In a statement announcing the decision, Greece’s foreign ministry accused the Austrian government of taking unilateral action outside of EU rules and recent agreements by capping the number of asylum seekers that it would accept across its southern border.
The move by Vienna has angered several member states, particularly Germany, which believe it was a direct violation of principles agreed by Werner Faymann, Austria’s chancellor, at recent EU summits.
While Vienna is capping the number of daily asylum applications it accepts at 80, it is freely allowing as many as 3,200 refugees a day to pass through Austria en route to Germany — even after agreeing not to do so at the most recent EU summit.
Despite anger in Athens and Berlin, Vienna has hastily put together a group of EU and non-EU allies along the so-called “Western Balkans route”, most of whom met in Vienna on Wednesday to agree policies that could constrict tens of thousands of refugees in Greece indefinitely.

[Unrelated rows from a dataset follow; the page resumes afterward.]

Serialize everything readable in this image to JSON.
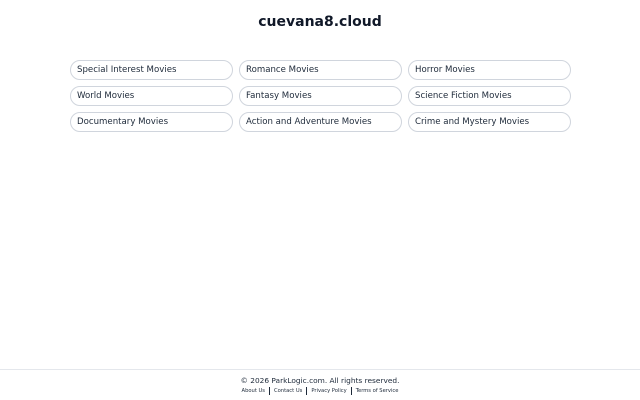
{
  "header": {
    "title": "cuevana8.cloud"
  },
  "categories": [
    "Special Interest Movies",
    "Romance Movies",
    "Horror Movies",
    "World Movies",
    "Fantasy Movies",
    "Science Fiction Movies",
    "Documentary Movies",
    "Action and Adventure Movies",
    "Crime and Mystery Movies"
  ],
  "footer": {
    "copyright": "© 2026 ParkLogic.com. All rights reserved.",
    "links": [
      "About Us",
      "Contact Us",
      "Privacy Policy",
      "Terms of Service"
    ]
  }
}
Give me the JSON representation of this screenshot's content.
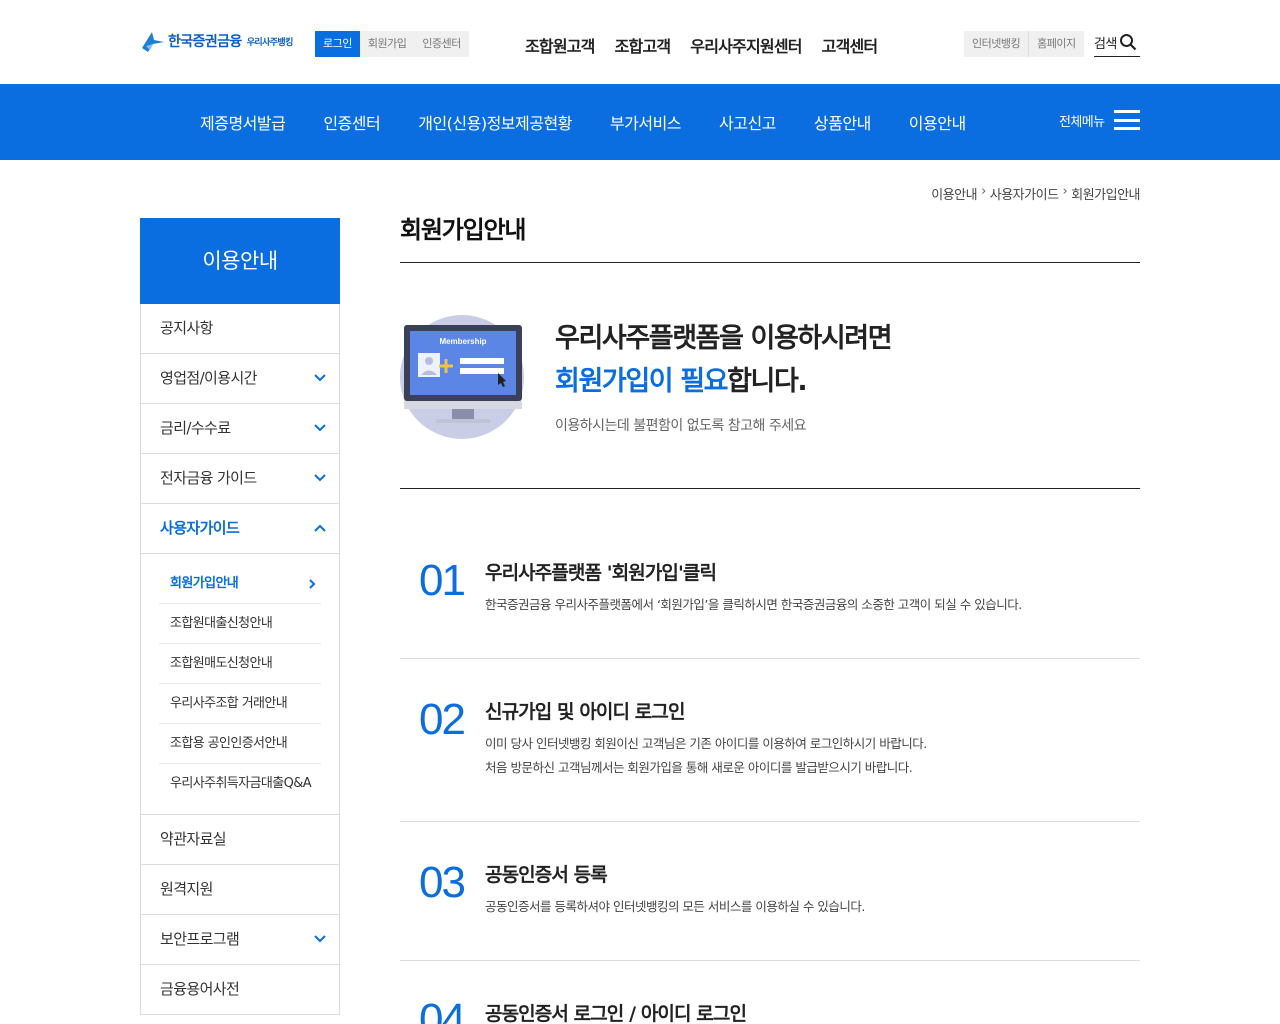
{
  "header": {
    "logo_main": "한국증권금융",
    "logo_sub": "우리사주뱅킹",
    "util_buttons": [
      "로그인",
      "회원가입",
      "인증센터"
    ],
    "gnb_top": [
      "조합원고객",
      "조합고객",
      "우리사주지원센터",
      "고객센터"
    ],
    "right_buttons": [
      "인터넷뱅킹",
      "홈페이지"
    ],
    "search_label": "검색"
  },
  "bluebar": {
    "menu": [
      "제증명서발급",
      "인증센터",
      "개인(신용)정보제공현황",
      "부가서비스",
      "사고신고",
      "상품안내",
      "이용안내"
    ],
    "all_menu_label": "전체메뉴"
  },
  "breadcrumb": [
    "이용안내",
    "사용자가이드",
    "회원가입안내"
  ],
  "sidebar": {
    "title": "이용안내",
    "items_before": [
      {
        "label": "공지사항",
        "expandable": false
      },
      {
        "label": "영업점/이용시간",
        "expandable": true
      },
      {
        "label": "금리/수수료",
        "expandable": true
      },
      {
        "label": "전자금융 가이드",
        "expandable": true
      }
    ],
    "active_item": "사용자가이드",
    "sub_items": [
      "회원가입안내",
      "조합원대출신청안내",
      "조합원매도신청안내",
      "우리사주조합 거래안내",
      "조합용 공인인증서안내",
      "우리사주취득자금대출Q&A"
    ],
    "items_after": [
      {
        "label": "약관자료실",
        "expandable": false
      },
      {
        "label": "원격지원",
        "expandable": false
      },
      {
        "label": "보안프로그램",
        "expandable": true
      },
      {
        "label": "금융용어사전",
        "expandable": false
      }
    ]
  },
  "main": {
    "page_title": "회원가입안내",
    "hero": {
      "illustration_label": "Membership",
      "line1": "우리사주플랫폼을 이용하시려면",
      "line2_highlight": "회원가입이 필요",
      "line2_rest": "합니다.",
      "sub": "이용하시는데 불편함이 없도록 참고해 주세요"
    },
    "steps": [
      {
        "num": "01",
        "title": "우리사주플랫폼 '회원가입'클릭",
        "desc": [
          "한국증권금융 우리사주플랫폼에서 ‘회원가입’을 클릭하시면 한국증권금융의 소중한 고객이 되실 수 있습니다."
        ]
      },
      {
        "num": "02",
        "title": "신규가입 및 아이디 로그인",
        "desc": [
          "이미 당사 인터넷뱅킹 회원이신 고객님은 기존 아이디를 이용하여 로그인하시기 바랍니다.",
          "처음 방문하신 고객님께서는 회원가입을 통해 새로운 아이디를 발급받으시기 바랍니다."
        ]
      },
      {
        "num": "03",
        "title": "공동인증서 등록",
        "desc": [
          "공동인증서를 등록하셔야 인터넷뱅킹의 모든 서비스를 이용하실 수 있습니다."
        ]
      },
      {
        "num": "04",
        "title": "공동인증서 로그인 / 아이디 로그인",
        "desc": []
      }
    ]
  },
  "colors": {
    "accent": "#0a6de0",
    "text": "#222222",
    "border": "#dcdcdc"
  }
}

Neither Germany nor Greece was invited to the Vienna meeting.
The EU’s migration chief, Dimitris Avramopoulos, warned on Thursday that the bloc had 10 days to improve the situation “or else there is risk the whole system will completely break down”.
Even the French and the Belgians have engaged in verbal sparring after Belgium’s decision to impose border controls on its frontier with France. Belgium is concerned it could face an influx of refugees due to an imminent move by the French authorities to clear part of Calais’ so-called “jungle” migrant camp.
Mr Tsipras said Greece would block an agreement at a refugee summit on March 7 that “does not ringfence an obligatory sharing of the responsibility and burden [of the refugee issue] among the member states in a proportional way”.
Whole System Broken Down
I don’t need 10 days to report the obvious: The whole system has already broken down.
The biggest problem at the moment is actually Greece. By letting all refugees in, even though passages to the North are severed, Greece is the problem child, not Austria, nor Hungary, nor Macedonia.
At the expense of its own citizens, with money it dos not have, Greece bears the brunt of the refugee crisis. The smart thing for Greece to do would be to close its own border just as Hungary did.
The above map is from the BBC on January 25. I added the blue anecdotes that show additional blockages since then.
- In 56 days, starting January first, 100,000 have entered Greece primarily from Turkey. That’s 1,786 a day.
- As the temperatures climb, the count will rise if Greece does nothing to stop the flow.
- Macedonia reduced the number of refugees allowed to transit through its territory to about 1,000 a day.
- 15,000 are already trapped in Greece and that number will rise by at least 786 a day. In one month, that’s another 23,580.
- If Germany refuses the pass through from Austria, the maximum flow would decline to 80 per day, and the trapped rate would rise from 786 a day to 1,706 per day (51,180 a month).
Not Broken Yet Thesis Recap
Don’t worry. We are told the system is not broken yet. Greece says there’s still 10 days to fix the problem.
Meanwhile, Greece has vowed to veto any solution that does not spread the refugees around, while Austria has called a summit of countries sympathetic to more blockages.
Mike “Mish” Shedlock